The above preview is unformatted text

This student written piece of work is one of many that can be found in our University Degree Political & Economic Sociology section.

Found what you're looking for?

  • Start learning 29% faster today
  • 150,000+ documents available
  • Just £6.99 a month

Not the one? Search for your essay title...
  • Join over 1.2 million students every month
  • Accelerate your learning by 29%
  • Unlimited access from just £6.99 per month

See related essaysSee related essays

Related University Degree Political & Economic Sociology essays

  1. Social policy. Making use of welfare ideologies critically evaluate developments in social policy since ...

    of traditional left policies and the excessive individual personal responsibility of the right. The policy of welfare to work dubbed 'tough love' by British thirdwayers was an early example: a combination of a greater emphasis on personal responsibility to find work backed with the threat of withdrawal of benefits, but

  2. Poverty. This essay will give a detailed definition of poverty and will evaluate explanations ...

    In 1985 and 1991, Mack and Lansley asked over 1,000 people what they thought 'necessities' were, and then from their replies made a list of the most commonly agreed necessities. A new term which has recently emerged in discussions of poverty is 'social exclusion'.

  1. There are various definitions of poverty

    The scheme also divided those who were genuinely looking for employment from those who were happy to rely on the state (Lawson and Garrod 1996). If people were unwilling to work then the New Right believed the poverty they experienced was their own fault.

  2. The Department of Social Security released a report on poverty and Social Exclusion in ...

    reduce truancy and school exclusions, street sleepers and to try and develop "integrated and sustainable approaches to the problems of the worst housing estates, including crime, drugs, unemployment, community breakdown, bad schools", (SEU, 1998). What the New Labour wanted was to put forward interventions with children and all the aspects of Social Exclusions that affect ethnic minority groups.

  1. What were the arguments of the New Right against the Welfare State(TM)? How were ...

    Alcock, C. Payne, S. and M. Sullivan, (2004:125). The New Right, as well as the Classical Liberal, has two different views of the role of the welfare state, including Neo-liberalism and Neo-conservatism.
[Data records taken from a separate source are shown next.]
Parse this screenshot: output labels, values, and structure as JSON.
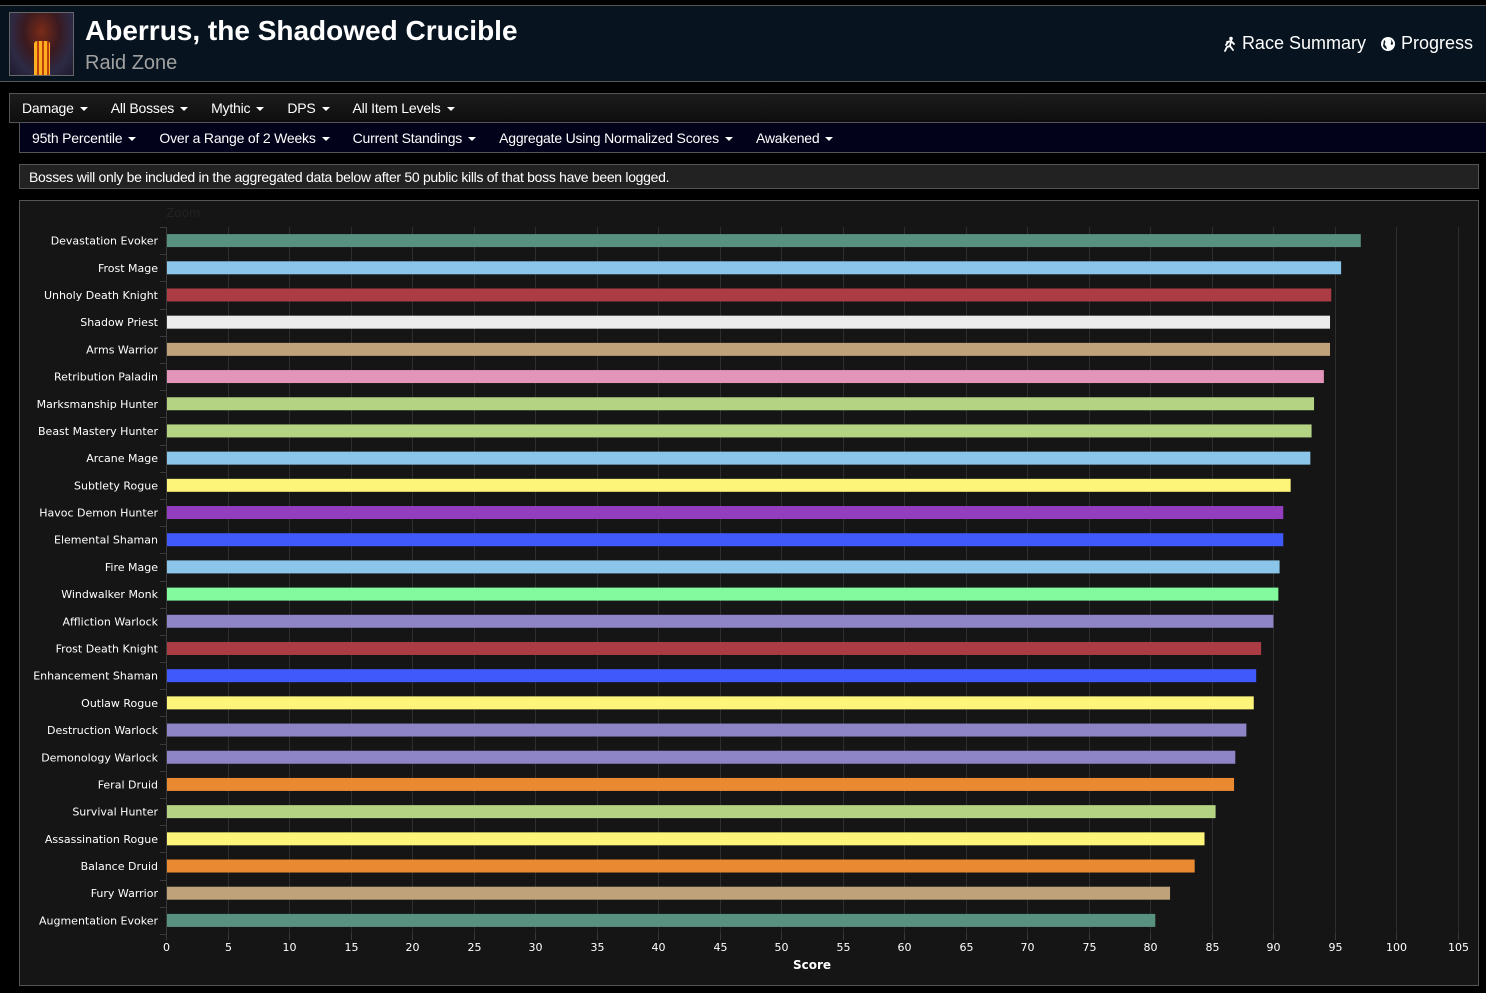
{
  "header": {
    "title": "Aberrus, the Shadowed Crucible",
    "subtitle": "Raid Zone",
    "zone_icon": "raid-zone-image",
    "links": [
      {
        "label": "Race Summary",
        "icon": "running-person-icon"
      },
      {
        "label": "Progress",
        "icon": "globe-icon"
      }
    ]
  },
  "filters_row1": [
    "Damage",
    "All Bosses",
    "Mythic",
    "DPS",
    "All Item Levels"
  ],
  "filters_row2": [
    "95th Percentile",
    "Over a Range of 2 Weeks",
    "Current Standings",
    "Aggregate Using Normalized Scores",
    "Awakened"
  ],
  "notice": "Bosses will only be included in the aggregated data below after 50 public kills of that boss have been logged.",
  "chart_data": {
    "type": "bar",
    "orientation": "horizontal",
    "zoom_label": "Zoom",
    "title": "",
    "xlabel": "Score",
    "ylabel": "",
    "xlim": [
      0,
      105
    ],
    "xticks": [
      0,
      5,
      10,
      15,
      20,
      25,
      30,
      35,
      40,
      45,
      50,
      55,
      60,
      65,
      70,
      75,
      80,
      85,
      90,
      95,
      100,
      105
    ],
    "grid": true,
    "legend": "none",
    "categories": [
      "Devastation Evoker",
      "Frost Mage",
      "Unholy Death Knight",
      "Shadow Priest",
      "Arms Warrior",
      "Retribution Paladin",
      "Marksmanship Hunter",
      "Beast Mastery Hunter",
      "Arcane Mage",
      "Subtlety Rogue",
      "Havoc Demon Hunter",
      "Elemental Shaman",
      "Fire Mage",
      "Windwalker Monk",
      "Affliction Warlock",
      "Frost Death Knight",
      "Enhancement Shaman",
      "Outlaw Rogue",
      "Destruction Warlock",
      "Demonology Warlock",
      "Feral Druid",
      "Survival Hunter",
      "Assassination Rogue",
      "Balance Druid",
      "Fury Warrior",
      "Augmentation Evoker"
    ],
    "values": [
      97.1,
      95.5,
      94.7,
      94.6,
      94.6,
      94.1,
      93.3,
      93.1,
      93.0,
      91.4,
      90.8,
      90.8,
      90.5,
      90.4,
      90.0,
      89.0,
      88.6,
      88.4,
      87.8,
      86.9,
      86.8,
      85.3,
      84.4,
      83.6,
      81.6,
      80.4
    ],
    "colors": [
      "#58917f",
      "#8bc6ea",
      "#ab3c43",
      "#ececec",
      "#bfa27a",
      "#e294b9",
      "#b5d483",
      "#b5d483",
      "#8bc6ea",
      "#fdf57a",
      "#933ebf",
      "#3f59fa",
      "#8bc6ea",
      "#84fa9f",
      "#8e85c6",
      "#ab3c43",
      "#3f59fa",
      "#fdf57a",
      "#8e85c6",
      "#8e85c6",
      "#e98932",
      "#b5d483",
      "#fdf57a",
      "#e98932",
      "#bfa27a",
      "#58917f"
    ]
  }
}
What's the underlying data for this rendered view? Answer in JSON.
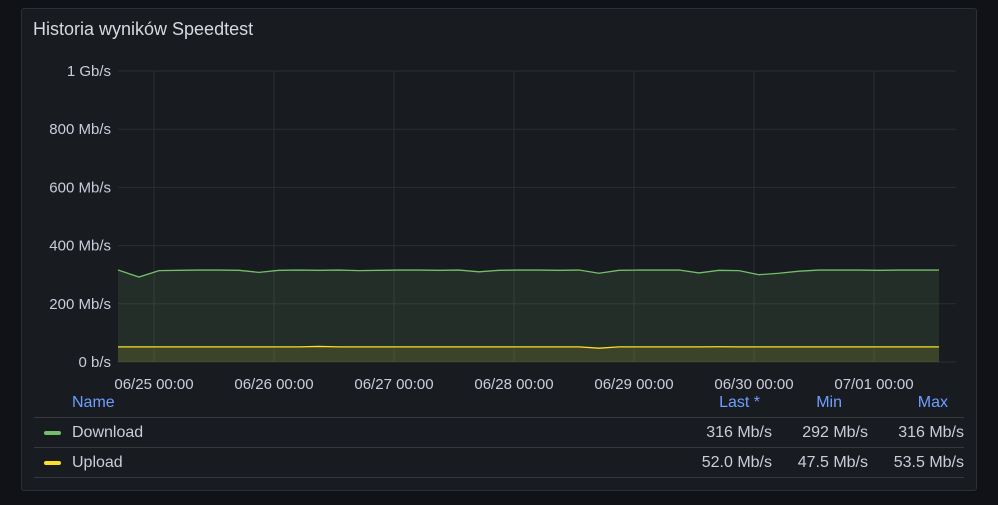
{
  "panel": {
    "title": "Historia wyników Speedtest"
  },
  "legend": {
    "headers": {
      "name": "Name",
      "last": "Last *",
      "min": "Min",
      "max": "Max"
    },
    "rows": [
      {
        "name": "Download",
        "color": "#73bf69",
        "last": "316 Mb/s",
        "min": "292 Mb/s",
        "max": "316 Mb/s"
      },
      {
        "name": "Upload",
        "color": "#fade2a",
        "last": "52.0 Mb/s",
        "min": "47.5 Mb/s",
        "max": "53.5 Mb/s"
      }
    ]
  },
  "chart_data": {
    "type": "area",
    "title": "Historia wyników Speedtest",
    "x_unit": "hours since 06/25 00:00",
    "xlim": [
      -7.2,
      160.4
    ],
    "ylim": [
      0,
      1000
    ],
    "y_ticks": [
      0,
      200,
      400,
      600,
      800,
      1000
    ],
    "y_tick_labels": [
      "0 b/s",
      "200 Mb/s",
      "400 Mb/s",
      "600 Mb/s",
      "800 Mb/s",
      "1 Gb/s"
    ],
    "x_ticks": [
      0,
      24,
      48,
      72,
      96,
      120,
      144
    ],
    "x_tick_labels": [
      "06/25 00:00",
      "06/26 00:00",
      "06/27 00:00",
      "06/28 00:00",
      "06/29 00:00",
      "06/30 00:00",
      "07/01 00:00"
    ],
    "grid": true,
    "legend_position": "bottom",
    "x": [
      -7,
      -3,
      1,
      5,
      9,
      13,
      17,
      21,
      25,
      29,
      33,
      37,
      41,
      45,
      49,
      53,
      57,
      61,
      65,
      69,
      73,
      77,
      81,
      85,
      89,
      93,
      97,
      101,
      105,
      109,
      113,
      117,
      121,
      125,
      129,
      133,
      137,
      141,
      145,
      149,
      153,
      157
    ],
    "series": [
      {
        "name": "Download",
        "color": "#73bf69",
        "values": [
          316,
          292,
          314,
          315,
          316,
          316,
          315,
          308,
          315,
          316,
          315,
          316,
          314,
          315,
          316,
          316,
          315,
          316,
          310,
          315,
          316,
          316,
          315,
          316,
          305,
          315,
          316,
          316,
          316,
          306,
          315,
          314,
          300,
          305,
          312,
          316,
          316,
          316,
          315,
          316,
          316,
          316
        ]
      },
      {
        "name": "Upload",
        "color": "#fade2a",
        "values": [
          52,
          52,
          52,
          52,
          52,
          52,
          52,
          52,
          52,
          52,
          53.5,
          52,
          52,
          52,
          52,
          52,
          52,
          52,
          52,
          52,
          52,
          52,
          52,
          52,
          47.5,
          52,
          52,
          52,
          52,
          52,
          52.5,
          52,
          52,
          52,
          52,
          52,
          52,
          52,
          52,
          52,
          52,
          52
        ]
      }
    ]
  }
}
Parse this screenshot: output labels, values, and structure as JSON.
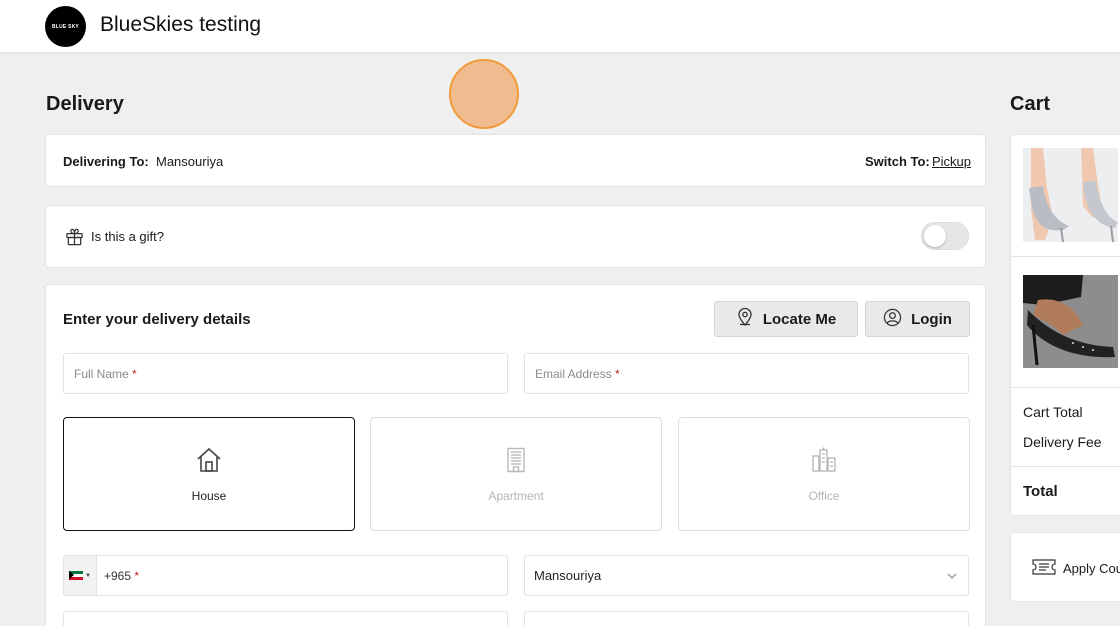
{
  "header": {
    "logo_text": "BLUE SKY",
    "brand": "BlueSkies testing"
  },
  "delivery": {
    "title": "Delivery",
    "delivering_to_label": "Delivering To:",
    "delivering_to_value": "Mansouriya",
    "switch_to_label": "Switch To:",
    "switch_to_link": "Pickup"
  },
  "gift": {
    "label": "Is this a gift?",
    "enabled": false
  },
  "details": {
    "title": "Enter your delivery details",
    "locate_me": "Locate Me",
    "login": "Login",
    "full_name_placeholder": "Full Name",
    "email_placeholder": "Email Address",
    "required_mark": "*",
    "address_types": [
      {
        "label": "House",
        "selected": true
      },
      {
        "label": "Apartment",
        "selected": false
      },
      {
        "label": "Office",
        "selected": false
      }
    ],
    "phone_code": "+965",
    "area_value": "Mansouriya"
  },
  "cart": {
    "title": "Cart",
    "cart_total_label": "Cart Total",
    "delivery_fee_label": "Delivery Fee",
    "total_label": "Total",
    "coupon_label": "Apply Cou"
  },
  "colors": {
    "background": "#efefef",
    "card": "#ffffff",
    "required": "#c0262d",
    "cursor_highlight": "#f09a3a"
  }
}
Neo-Liberals try to find alternatives to the welfare state, emphasising the economic problems surrounding the idea of relying upon the welfare state.

  2. How extensive is poverty in Britain today? Assess the explanations that have been advanced ...

    This then makes them less likely to take opportunities on offer to them that may help improve their situation. Lewis considered that these individuals lived life for today, spending rather than saving, with little consideration for the future. [Sociology in Perspective, Heinemann] Sir Keith Joseph when secretary of State for

  1. Free essay

    In what ways do definitions of poverty affect conclusions about the extent of poverty ...

    For example the 'norms' and 'values' of society would be: having accommodation with electricity, warm and cold water, indoor toilet and shower. Relative poverty's definition would suggest that without these essentials, the individual is living in poverty.

  2. Critically analyse the relationship between globalisation, crime and crime prevention.

    Therefore, it must be, a "form of social organisation that falls short of perfection but holds itself to improvement." During the time of the industrial revolution in Europe, there was a decrease in the number of deaths within societies. This was reflected by a substantial increase in the number of population.

  • Over 160,000 pieces
    of student written work
  • Annotated by
    experienced teachers
  • Ideas and feedback to
    improve your own work